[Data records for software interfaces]
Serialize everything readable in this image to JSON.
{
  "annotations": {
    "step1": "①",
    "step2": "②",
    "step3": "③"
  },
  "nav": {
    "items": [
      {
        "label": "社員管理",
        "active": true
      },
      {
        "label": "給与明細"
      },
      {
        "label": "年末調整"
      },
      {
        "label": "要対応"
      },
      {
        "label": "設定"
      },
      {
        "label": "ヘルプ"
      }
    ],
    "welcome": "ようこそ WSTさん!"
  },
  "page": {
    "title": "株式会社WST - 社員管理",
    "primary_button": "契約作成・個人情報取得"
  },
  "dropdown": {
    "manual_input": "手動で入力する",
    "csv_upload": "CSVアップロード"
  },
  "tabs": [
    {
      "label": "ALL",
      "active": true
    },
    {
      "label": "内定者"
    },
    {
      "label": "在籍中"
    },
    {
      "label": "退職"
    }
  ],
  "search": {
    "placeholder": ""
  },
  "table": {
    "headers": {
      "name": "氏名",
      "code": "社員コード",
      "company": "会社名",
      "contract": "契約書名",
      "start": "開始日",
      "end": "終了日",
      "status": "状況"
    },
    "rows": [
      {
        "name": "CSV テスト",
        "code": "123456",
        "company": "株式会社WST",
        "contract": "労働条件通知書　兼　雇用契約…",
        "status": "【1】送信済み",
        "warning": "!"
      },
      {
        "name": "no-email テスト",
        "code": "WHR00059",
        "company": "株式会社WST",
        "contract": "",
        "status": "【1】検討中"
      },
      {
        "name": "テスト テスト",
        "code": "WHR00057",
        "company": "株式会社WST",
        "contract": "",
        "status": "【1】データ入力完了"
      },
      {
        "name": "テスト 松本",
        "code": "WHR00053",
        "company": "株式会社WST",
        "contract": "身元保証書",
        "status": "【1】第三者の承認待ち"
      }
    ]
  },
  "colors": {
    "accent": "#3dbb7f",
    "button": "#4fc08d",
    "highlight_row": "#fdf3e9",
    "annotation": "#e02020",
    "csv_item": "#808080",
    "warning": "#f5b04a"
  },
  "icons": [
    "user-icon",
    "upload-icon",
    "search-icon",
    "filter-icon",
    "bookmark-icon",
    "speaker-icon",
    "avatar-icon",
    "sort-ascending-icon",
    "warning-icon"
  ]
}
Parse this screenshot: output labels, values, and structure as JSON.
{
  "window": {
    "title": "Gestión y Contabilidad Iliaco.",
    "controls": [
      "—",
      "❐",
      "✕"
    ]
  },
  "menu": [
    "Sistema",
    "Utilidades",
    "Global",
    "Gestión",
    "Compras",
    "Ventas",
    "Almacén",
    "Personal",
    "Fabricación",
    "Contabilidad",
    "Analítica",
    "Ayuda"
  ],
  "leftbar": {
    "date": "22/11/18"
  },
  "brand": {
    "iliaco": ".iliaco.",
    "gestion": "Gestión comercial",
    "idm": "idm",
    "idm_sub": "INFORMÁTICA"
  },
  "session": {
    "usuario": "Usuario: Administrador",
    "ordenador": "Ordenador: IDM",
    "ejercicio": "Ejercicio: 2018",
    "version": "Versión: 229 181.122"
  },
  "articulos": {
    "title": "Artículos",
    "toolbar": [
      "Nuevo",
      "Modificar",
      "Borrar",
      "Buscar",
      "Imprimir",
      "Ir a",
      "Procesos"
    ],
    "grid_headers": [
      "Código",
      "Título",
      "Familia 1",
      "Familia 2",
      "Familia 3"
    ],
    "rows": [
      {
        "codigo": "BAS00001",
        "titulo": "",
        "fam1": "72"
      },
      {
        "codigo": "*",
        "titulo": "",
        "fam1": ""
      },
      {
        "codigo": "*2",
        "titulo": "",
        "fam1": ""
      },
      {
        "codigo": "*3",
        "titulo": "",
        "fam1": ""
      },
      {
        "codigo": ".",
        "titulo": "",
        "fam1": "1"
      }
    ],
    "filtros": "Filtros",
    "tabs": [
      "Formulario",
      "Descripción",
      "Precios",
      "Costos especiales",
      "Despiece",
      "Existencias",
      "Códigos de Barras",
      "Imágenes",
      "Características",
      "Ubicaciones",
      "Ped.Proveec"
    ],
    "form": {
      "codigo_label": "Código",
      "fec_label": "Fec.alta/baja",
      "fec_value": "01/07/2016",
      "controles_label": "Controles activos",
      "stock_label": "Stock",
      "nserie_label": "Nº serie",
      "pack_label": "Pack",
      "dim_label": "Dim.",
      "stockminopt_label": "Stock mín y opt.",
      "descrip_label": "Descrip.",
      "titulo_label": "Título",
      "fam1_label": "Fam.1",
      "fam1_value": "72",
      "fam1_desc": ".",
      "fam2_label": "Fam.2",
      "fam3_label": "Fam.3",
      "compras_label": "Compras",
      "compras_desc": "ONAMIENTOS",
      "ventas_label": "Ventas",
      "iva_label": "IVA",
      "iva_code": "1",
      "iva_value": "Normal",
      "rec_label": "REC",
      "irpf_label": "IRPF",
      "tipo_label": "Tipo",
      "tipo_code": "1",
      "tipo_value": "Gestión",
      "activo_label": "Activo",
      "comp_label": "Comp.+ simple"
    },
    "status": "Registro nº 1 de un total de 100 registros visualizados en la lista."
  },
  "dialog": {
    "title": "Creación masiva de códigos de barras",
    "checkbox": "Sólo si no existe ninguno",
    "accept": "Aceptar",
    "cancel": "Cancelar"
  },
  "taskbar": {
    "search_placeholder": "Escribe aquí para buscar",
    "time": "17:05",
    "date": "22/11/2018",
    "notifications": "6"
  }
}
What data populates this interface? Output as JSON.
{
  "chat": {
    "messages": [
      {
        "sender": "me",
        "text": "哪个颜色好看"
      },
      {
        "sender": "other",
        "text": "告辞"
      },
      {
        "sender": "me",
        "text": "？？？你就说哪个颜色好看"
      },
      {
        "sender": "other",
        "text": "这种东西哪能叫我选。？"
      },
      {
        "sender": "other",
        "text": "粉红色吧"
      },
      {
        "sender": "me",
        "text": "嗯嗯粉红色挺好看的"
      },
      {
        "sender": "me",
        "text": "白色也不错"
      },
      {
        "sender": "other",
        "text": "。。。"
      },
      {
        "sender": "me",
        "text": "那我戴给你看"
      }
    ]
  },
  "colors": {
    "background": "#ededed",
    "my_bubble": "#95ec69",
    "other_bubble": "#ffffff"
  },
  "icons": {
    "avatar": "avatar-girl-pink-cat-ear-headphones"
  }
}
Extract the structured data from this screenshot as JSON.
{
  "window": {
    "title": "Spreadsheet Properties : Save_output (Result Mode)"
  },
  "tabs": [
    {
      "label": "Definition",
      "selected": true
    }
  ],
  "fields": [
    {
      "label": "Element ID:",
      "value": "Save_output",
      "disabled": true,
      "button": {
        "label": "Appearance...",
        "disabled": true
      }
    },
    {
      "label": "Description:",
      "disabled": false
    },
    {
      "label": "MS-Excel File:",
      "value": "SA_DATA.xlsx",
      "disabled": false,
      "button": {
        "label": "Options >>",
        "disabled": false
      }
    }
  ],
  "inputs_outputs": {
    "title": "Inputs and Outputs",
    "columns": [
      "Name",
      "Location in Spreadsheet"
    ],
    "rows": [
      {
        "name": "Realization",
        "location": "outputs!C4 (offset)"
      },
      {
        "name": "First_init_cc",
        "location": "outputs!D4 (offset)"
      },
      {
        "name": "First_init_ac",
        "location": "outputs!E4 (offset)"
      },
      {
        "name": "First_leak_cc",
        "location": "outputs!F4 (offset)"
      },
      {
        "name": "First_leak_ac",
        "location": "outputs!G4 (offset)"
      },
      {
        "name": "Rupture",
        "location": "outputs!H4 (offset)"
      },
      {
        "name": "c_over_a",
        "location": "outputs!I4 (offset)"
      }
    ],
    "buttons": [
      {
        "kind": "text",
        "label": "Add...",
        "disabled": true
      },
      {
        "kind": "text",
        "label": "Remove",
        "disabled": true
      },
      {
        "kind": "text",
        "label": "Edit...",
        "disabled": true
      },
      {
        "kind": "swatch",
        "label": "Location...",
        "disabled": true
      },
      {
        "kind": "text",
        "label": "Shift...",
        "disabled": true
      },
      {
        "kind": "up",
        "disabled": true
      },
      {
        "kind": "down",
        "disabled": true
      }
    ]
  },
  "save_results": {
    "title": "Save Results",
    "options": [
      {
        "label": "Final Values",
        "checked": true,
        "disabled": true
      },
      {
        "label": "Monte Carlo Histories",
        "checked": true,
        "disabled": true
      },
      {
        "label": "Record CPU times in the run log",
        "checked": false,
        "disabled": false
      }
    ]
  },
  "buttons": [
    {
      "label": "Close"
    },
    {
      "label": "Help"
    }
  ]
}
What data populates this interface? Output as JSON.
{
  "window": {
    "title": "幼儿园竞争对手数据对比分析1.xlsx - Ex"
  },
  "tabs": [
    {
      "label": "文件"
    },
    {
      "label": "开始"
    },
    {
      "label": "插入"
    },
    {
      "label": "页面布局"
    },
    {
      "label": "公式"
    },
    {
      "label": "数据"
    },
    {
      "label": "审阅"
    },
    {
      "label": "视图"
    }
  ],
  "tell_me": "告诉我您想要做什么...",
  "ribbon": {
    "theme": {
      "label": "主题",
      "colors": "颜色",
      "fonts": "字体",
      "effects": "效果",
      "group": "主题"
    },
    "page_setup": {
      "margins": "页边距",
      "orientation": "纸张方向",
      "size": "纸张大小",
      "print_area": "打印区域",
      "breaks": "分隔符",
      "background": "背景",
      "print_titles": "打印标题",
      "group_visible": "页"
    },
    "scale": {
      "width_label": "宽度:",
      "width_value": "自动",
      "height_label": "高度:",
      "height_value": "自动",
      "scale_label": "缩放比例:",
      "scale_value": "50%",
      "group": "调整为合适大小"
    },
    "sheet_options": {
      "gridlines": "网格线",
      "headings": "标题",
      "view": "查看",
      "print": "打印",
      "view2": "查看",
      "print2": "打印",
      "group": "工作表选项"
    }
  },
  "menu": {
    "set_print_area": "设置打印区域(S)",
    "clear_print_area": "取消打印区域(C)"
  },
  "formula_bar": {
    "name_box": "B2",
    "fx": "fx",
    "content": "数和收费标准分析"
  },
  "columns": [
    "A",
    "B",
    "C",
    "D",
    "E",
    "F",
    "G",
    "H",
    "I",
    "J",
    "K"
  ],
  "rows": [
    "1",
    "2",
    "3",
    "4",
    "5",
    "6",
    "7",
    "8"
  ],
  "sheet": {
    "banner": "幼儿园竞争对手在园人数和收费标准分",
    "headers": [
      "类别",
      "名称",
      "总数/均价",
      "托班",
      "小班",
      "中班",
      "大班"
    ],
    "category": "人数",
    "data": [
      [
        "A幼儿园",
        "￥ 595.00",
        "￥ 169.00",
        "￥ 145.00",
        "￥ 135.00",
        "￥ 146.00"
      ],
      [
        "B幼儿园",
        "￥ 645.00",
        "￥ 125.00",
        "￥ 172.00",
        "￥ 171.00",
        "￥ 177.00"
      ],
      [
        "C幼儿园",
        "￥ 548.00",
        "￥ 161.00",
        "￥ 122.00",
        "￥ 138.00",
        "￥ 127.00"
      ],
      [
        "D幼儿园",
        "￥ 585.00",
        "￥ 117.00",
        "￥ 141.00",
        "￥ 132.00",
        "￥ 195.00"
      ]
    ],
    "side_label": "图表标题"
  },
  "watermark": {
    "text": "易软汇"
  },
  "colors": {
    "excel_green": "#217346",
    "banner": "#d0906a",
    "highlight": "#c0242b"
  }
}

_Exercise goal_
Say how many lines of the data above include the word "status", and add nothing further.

_Response_
6